The Watsons who’d purchased it at a bargain used those savings to modernize and reconfigure every room with contemporary style and convenience so that Adele barely recognized what had been cooking, studio or wash rooms. The old library had become a marble-floored grand bar with a guest-sized jacuzzi hot tub in the corner where her secretary-desk had been. Adele demurred for years from event invitations she experienced as discomfitingly disorienting, although Kayla Watson effused with genuinely warm welcoming on every occasion, inadvertent and formal, as did her teenage son Davey. The old back porch morphed into a tile-inlaid art deco patio for outdoor private festivities. All the once-sparkling chandeliers had been replaced by clean lines of practical low-watt and eco-friendly recessed lighting.
“The ghosts don’t know where to go or sit,” Adele’s sister Hattie complained. “Uncle Patrick had an awkward fit that you walled up the opening from his study to the living room!”
“Did he bump his head?” Kayla inquired sympathetically.
“Absolutely. You know how his temper gets,” she noted to Adele. “It was an ugly moment.”
“Does he mutter and stutter in a high voice when he’s angry?” Davey broke in excitedly. Adele and Hattie nodded their identically red-haired heads nearly in unison.
“He lets me have it some nights when I’m trying to go to sleep.”
“Yes, you’re in his room, one of them,” Adele explained.
“Do you sleep under the window?” Hattie asked solicitously. Davey nodded in reluctant affirmation.
“He wants to get back on his day-bed.”
“I’m in his way,” Davey summarized his apprehension of the distressingly uncivil situation.
Great-grandpa Dedrick leaned over Adele’s left shoulder to whisper about the small burning coal that had rolled out during her Watson reverie onto the woven carpet of the compact home she’d built on five hilly acres they’d retained from the spreading original estate orchard.
“Thanks, Dee,” her body exhaled into the spirits embracing her.
“Hattie, you can bring the steaks. The coals are just about right now.”

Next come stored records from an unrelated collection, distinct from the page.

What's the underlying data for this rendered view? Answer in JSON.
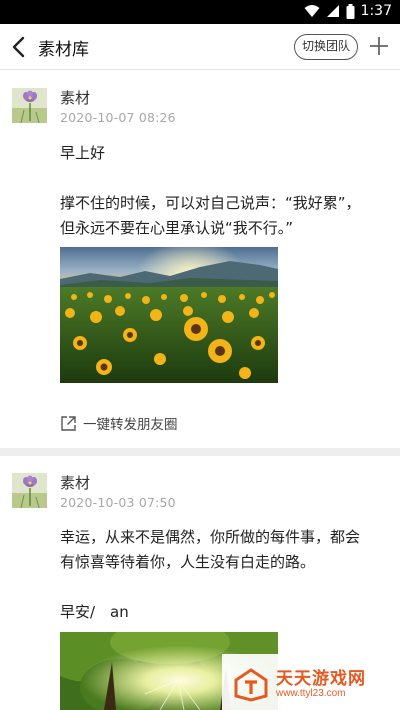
{
  "status_bar": {
    "time": "1:37",
    "icons": [
      "wifi-icon",
      "signal-icon",
      "battery-icon"
    ]
  },
  "header": {
    "title": "素材库",
    "switch_team_label": "切换团队",
    "back_icon": "chevron-left-icon",
    "add_icon": "plus-icon"
  },
  "posts": [
    {
      "author": "素材",
      "time": "2020-10-07 08:26",
      "text": "早上好\n\n撑不住的时候，可以对自己说声：“我好累”，\n但永远不要在心里承认说“我不行。”",
      "image": "sunflower-field-photo",
      "share_label": "一键转发朋友圈"
    },
    {
      "author": "素材",
      "time": "2020-10-03 07:50",
      "text": "幸运，从来不是偶然，你所做的每件事，都会\n有惊喜等待着你，人生没有白走的路。\n\n早安/　an",
      "image": "sunlit-trees-photo"
    }
  ],
  "watermark": {
    "title": "天天游戏网",
    "url": "www.ttyl23.com"
  },
  "colors": {
    "accent_watermark": "#e65a22",
    "divider": "#eeeeee",
    "secondary_text": "#a7a7a7"
  }
}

Her sister appeared with a foil-wrapped buttered corncob in each hand to throw into the embers scattered in the cooking pit under their antique iron grill.
“Dee’s been here, hasn’t he?” she demanded inquisitively. “I can smell the tobacco in his pipe,” Hattie shared with her sister intuit.

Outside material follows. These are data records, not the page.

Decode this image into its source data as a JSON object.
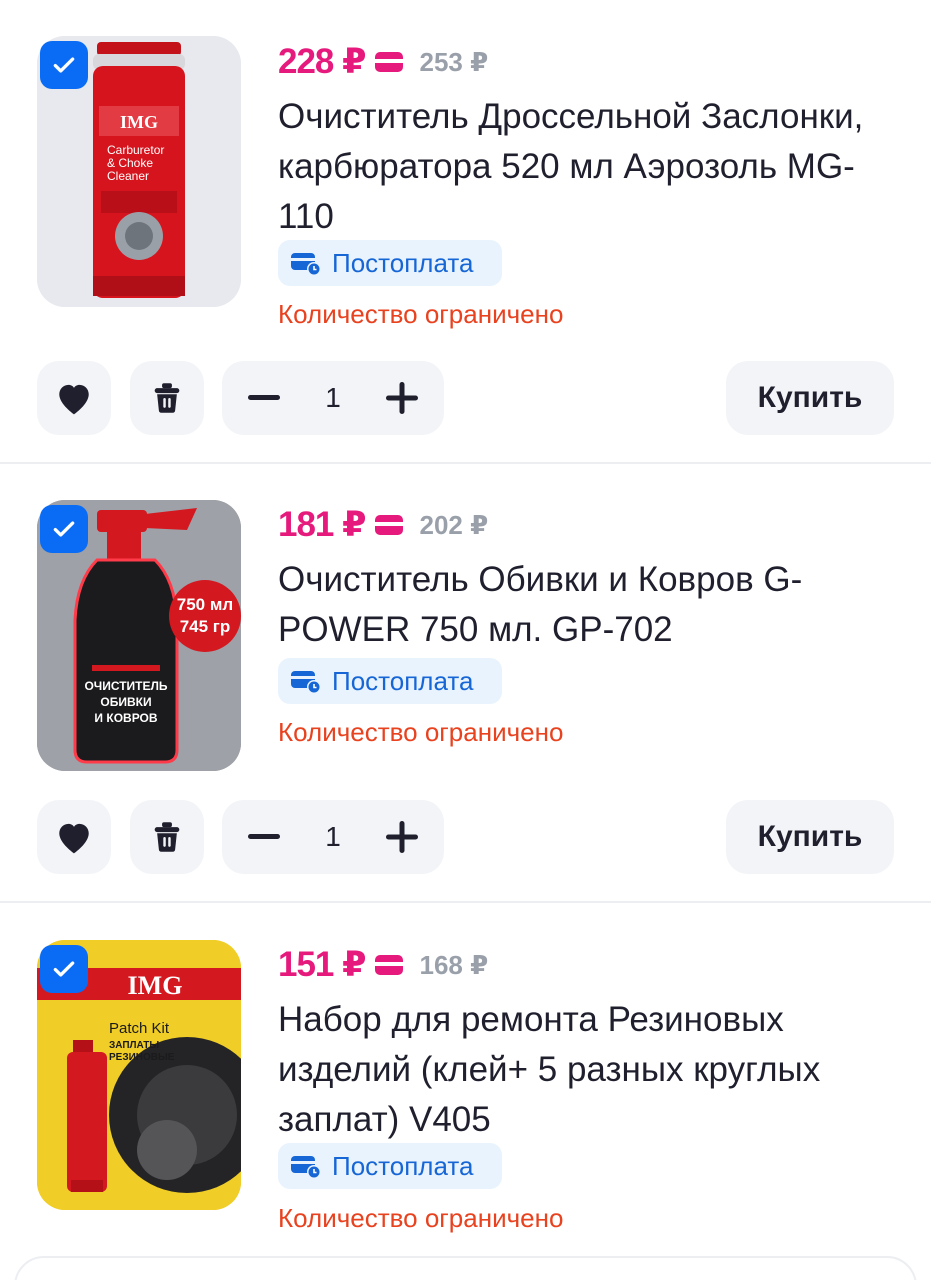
{
  "products": [
    {
      "price": "228 ₽",
      "old_price": "253 ₽",
      "title": "Очиститель Дроссельной Заслонки, карбюратора 520 мл Аэрозоль MG-110",
      "badge": "Постоплата",
      "stock_note": "Количество ограничено",
      "quantity": "1",
      "buy_label": "Купить",
      "image_text": {
        "brand": "IMG",
        "line1": "Carburetor",
        "line2": "& Choke",
        "line3": "Cleaner"
      }
    },
    {
      "price": "181 ₽",
      "old_price": "202 ₽",
      "title": "Очиститель Обивки и Ковров G-POWER 750 мл. GP-702",
      "badge": "Постоплата",
      "stock_note": "Количество ограничено",
      "quantity": "1",
      "buy_label": "Купить",
      "image_text": {
        "volume": "750 мл",
        "weight": "745 гр",
        "line1": "ОЧИСТИТЕЛЬ",
        "line2": "ОБИВКИ",
        "line3": "И КОВРОВ"
      }
    },
    {
      "price": "151 ₽",
      "old_price": "168 ₽",
      "title": "Набор для ремонта Резиновых изделий (клей+ 5 разных круглых заплат) V405",
      "badge": "Постоплата",
      "stock_note": "Количество ограничено",
      "image_text": {
        "brand": "IMG",
        "line1": "Patch Kit",
        "line2": "ЗАПЛАТЫ",
        "line3": "РЕЗИНОВЫЕ"
      }
    }
  ],
  "colors": {
    "price": "#e6197c",
    "old_price": "#9aa0aa",
    "accent": "#0a6cf5",
    "badge_bg": "#e8f3fd",
    "badge_text": "#1766d6",
    "warning": "#e8421f"
  },
  "icons": [
    "checkbox-checked-icon",
    "card-icon",
    "postpay-card-clock-icon",
    "heart-icon",
    "trash-icon",
    "minus-icon",
    "plus-icon"
  ]
}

“Mmmm-m. Hawaian Clove Mangrove Extra-Deluxe,”Adele agreed, inhaling with lusty sensuality. “I’d recognize it anywhere.”
“He was sporting his racing tweeds, wasn’t he? I can feel the threads against my arm. And smell the mothballs too!” Hattie scrunched her small sun-freckled nose into olfactory distaste.

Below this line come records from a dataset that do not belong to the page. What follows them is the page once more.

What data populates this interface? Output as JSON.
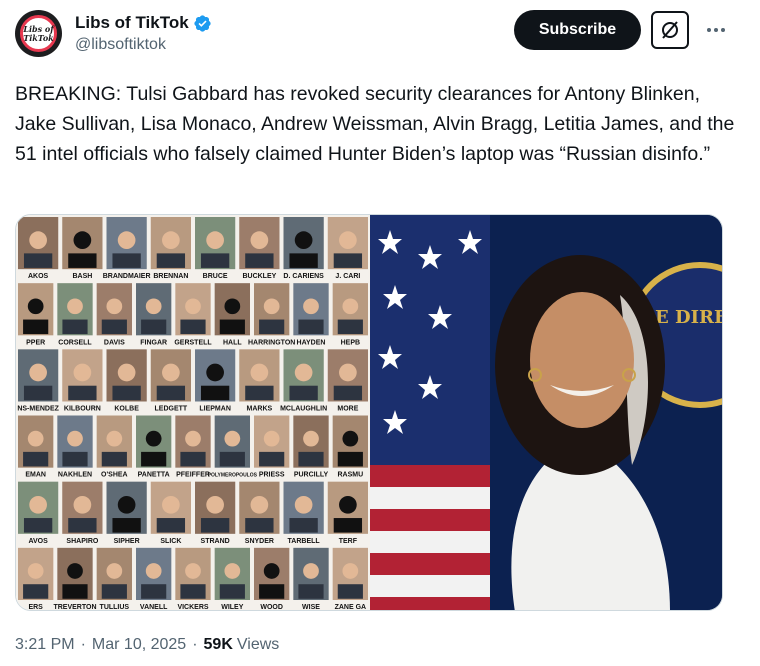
{
  "tweet": {
    "author": {
      "display_name": "Libs of TikTok",
      "handle": "@libsoftiktok",
      "avatar_text": "Libs of TikTok",
      "verified": true
    },
    "subscribe_label": "Subscribe",
    "text": "BREAKING: Tulsi Gabbard has revoked security clearances for Antony Blinken, Jake Sullivan, Lisa Monaco, Andrew Weissman, Alvin Bragg, Letitia James, and the 51 intel officials who falsely claimed Hunter Biden’s laptop was “Russian disinfo.”",
    "time": "3:21 PM",
    "date": "Mar 10, 2025",
    "views_count": "59K",
    "views_label": "Views"
  },
  "media": {
    "collage_names": [
      [
        "AKOS",
        "BASH",
        "BRANDMAIER",
        "BRENNAN",
        "BRUCE",
        "BUCKLEY",
        "D. CARIENS",
        "J. CARI"
      ],
      [
        "PPER",
        "CORSELL",
        "DAVIS",
        "FINGAR",
        "GERSTELL",
        "HALL",
        "HARRINGTON",
        "HAYDEN",
        "HEPB"
      ],
      [
        "NS-MENDEZ",
        "KILBOURN",
        "KOLBE",
        "LEDGETT",
        "LIEPMAN",
        "MARKS",
        "MCLAUGHLIN",
        "MORE"
      ],
      [
        "EMAN",
        "NAKHLEN",
        "O'SHEA",
        "PANETTA",
        "PFEIFFER",
        "POLYMEROPOULOS",
        "PRIESS",
        "PURCILLY",
        "RASMU"
      ],
      [
        "AVOS",
        "SHAPIRO",
        "SIPHER",
        "SLICK",
        "STRAND",
        "SNYDER",
        "TARBELL",
        "TERF"
      ],
      [
        "ERS",
        "TREVERTON",
        "TULLIUS",
        "VANELL",
        "VICKERS",
        "WILEY",
        "WOOD",
        "WISE",
        "ZANE GA"
      ]
    ],
    "seal_text": "E DIRE"
  },
  "colors": {
    "text_primary": "#0f1419",
    "text_secondary": "#536471",
    "verified_blue": "#1d9bf0",
    "subscribe_bg": "#0f1419"
  },
  "icons": {
    "verified": "verified-badge-icon",
    "grok": "grok-icon",
    "more": "more-dots-icon"
  }
}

“Grandma Frannie was wearing that wide pheasant-feathered hat with the huge rainbow-colored lace ribbons. Remember that?”
“She musta figured out how to unlock the attic chest,” Hattie noted with surprise. “I hid the key under my sapphire and amethyst family jewelry.”
“She’da known to look there,” Adele reminded her sister of Fran’s genetically legendary extrasensories.
The remaining Pattel sisters unwound their dual sensitivities down gracefully into the thickly-piled leopard faux-fur diagonals before their supper cooking in the fireplace to await patiently their traditional birthday celebratory repast.